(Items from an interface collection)
= = = = =

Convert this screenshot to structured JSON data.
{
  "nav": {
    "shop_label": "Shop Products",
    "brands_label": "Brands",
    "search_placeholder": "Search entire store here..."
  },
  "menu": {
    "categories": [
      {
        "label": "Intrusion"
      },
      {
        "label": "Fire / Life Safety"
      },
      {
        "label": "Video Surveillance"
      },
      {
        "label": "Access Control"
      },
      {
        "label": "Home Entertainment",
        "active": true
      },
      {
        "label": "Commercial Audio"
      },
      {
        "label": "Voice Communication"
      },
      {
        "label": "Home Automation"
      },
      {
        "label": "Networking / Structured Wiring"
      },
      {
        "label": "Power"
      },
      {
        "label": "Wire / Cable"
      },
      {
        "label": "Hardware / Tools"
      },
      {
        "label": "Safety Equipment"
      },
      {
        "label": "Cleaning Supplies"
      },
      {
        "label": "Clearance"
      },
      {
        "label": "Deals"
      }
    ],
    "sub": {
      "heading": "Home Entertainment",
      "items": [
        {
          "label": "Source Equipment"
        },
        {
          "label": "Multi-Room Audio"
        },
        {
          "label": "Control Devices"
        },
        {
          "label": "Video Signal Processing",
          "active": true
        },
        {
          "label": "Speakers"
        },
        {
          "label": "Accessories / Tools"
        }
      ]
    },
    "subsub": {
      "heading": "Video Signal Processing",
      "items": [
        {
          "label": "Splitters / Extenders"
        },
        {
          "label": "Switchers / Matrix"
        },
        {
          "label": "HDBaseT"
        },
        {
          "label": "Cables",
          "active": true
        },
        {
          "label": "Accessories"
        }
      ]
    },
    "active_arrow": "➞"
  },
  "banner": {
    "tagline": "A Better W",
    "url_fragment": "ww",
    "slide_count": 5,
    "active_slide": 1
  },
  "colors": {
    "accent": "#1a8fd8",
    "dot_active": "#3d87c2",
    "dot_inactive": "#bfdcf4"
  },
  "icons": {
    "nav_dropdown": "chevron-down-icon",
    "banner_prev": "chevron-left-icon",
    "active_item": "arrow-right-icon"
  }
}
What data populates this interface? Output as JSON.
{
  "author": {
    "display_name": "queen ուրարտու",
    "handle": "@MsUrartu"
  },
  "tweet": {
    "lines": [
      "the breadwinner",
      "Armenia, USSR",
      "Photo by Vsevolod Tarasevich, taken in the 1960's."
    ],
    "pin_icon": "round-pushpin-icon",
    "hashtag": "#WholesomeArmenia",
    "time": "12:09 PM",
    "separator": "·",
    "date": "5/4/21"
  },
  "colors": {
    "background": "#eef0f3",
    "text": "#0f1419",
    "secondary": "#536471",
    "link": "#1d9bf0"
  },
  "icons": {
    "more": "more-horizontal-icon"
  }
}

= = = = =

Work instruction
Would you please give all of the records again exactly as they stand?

Task output
Convert this screenshot to structured JSON data.
{
  "nav": {
    "shop_label": "Shop Products",
    "brands_label": "Brands",
    "search_placeholder": "Search entire store here..."
  },
  "menu": {
    "categories": [
      {
        "label": "Intrusion"
      },
      {
        "label": "Fire / Life Safety"
      },
      {
        "label": "Video Surveillance"
      },
      {
        "label": "Access Control"
      },
      {
        "label": "Home Entertainment",
        "active": true
      },
      {
        "label": "Commercial Audio"
      },
      {
        "label": "Voice Communication"
      },
      {
        "label": "Home Automation"
      },
      {
        "label": "Networking / Structured Wiring"
      },
      {
        "label": "Power"
      },
      {
        "label": "Wire / Cable"
      },
      {
        "label": "Hardware / Tools"
      },
      {
        "label": "Safety Equipment"
      },
      {
        "label": "Cleaning Supplies"
      },
      {
        "label": "Clearance"
      },
      {
        "label": "Deals"
      }
    ],
    "sub": {
      "heading": "Home Entertainment",
      "items": [
        {
          "label": "Source Equipment"
        },
        {
          "label": "Multi-Room Audio"
        },
        {
          "label": "Control Devices"
        },
        {
          "label": "Video Signal Processing",
          "active": true
        },
        {
          "label": "Speakers"
        },
        {
          "label": "Accessories / Tools"
        }
      ]
    },
    "subsub": {
      "heading": "Video Signal Processing",
      "items": [
        {
          "label": "Splitters / Extenders"
        },
        {
          "label": "Switchers / Matrix"
        },
        {
          "label": "HDBaseT"
        },
        {
          "label": "Cables",
          "active": true
        },
        {
          "label": "Accessories"
        }
      ]
    },
    "active_arrow": "➞"
  },
  "banner": {
    "tagline": "A Better W",
    "url_fragment": "ww",
    "slide_count": 5,
    "active_slide": 1
  },
  "colors": {
    "accent": "#1a8fd8",
    "dot_active": "#3d87c2",
    "dot_inactive": "#bfdcf4"
  },
  "icons": {
    "nav_dropdown": "chevron-down-icon",
    "banner_prev": "chevron-left-icon",
    "active_item": "arrow-right-icon"
  }
}
What data populates this interface? Output as JSON.
{
  "author": {
    "display_name": "queen ուրարտու",
    "handle": "@MsUrartu"
  },
  "tweet": {
    "lines": [
      "the breadwinner",
      "Armenia, USSR",
      "Photo by Vsevolod Tarasevich, taken in the 1960's."
    ],
    "pin_icon": "round-pushpin-icon",
    "hashtag": "#WholesomeArmenia",
    "time": "12:09 PM",
    "separator": "·",
    "date": "5/4/21"
  },
  "colors": {
    "background": "#eef0f3",
    "text": "#0f1419",
    "secondary": "#536471",
    "link": "#1d9bf0"
  },
  "icons": {
    "more": "more-horizontal-icon"
  }
}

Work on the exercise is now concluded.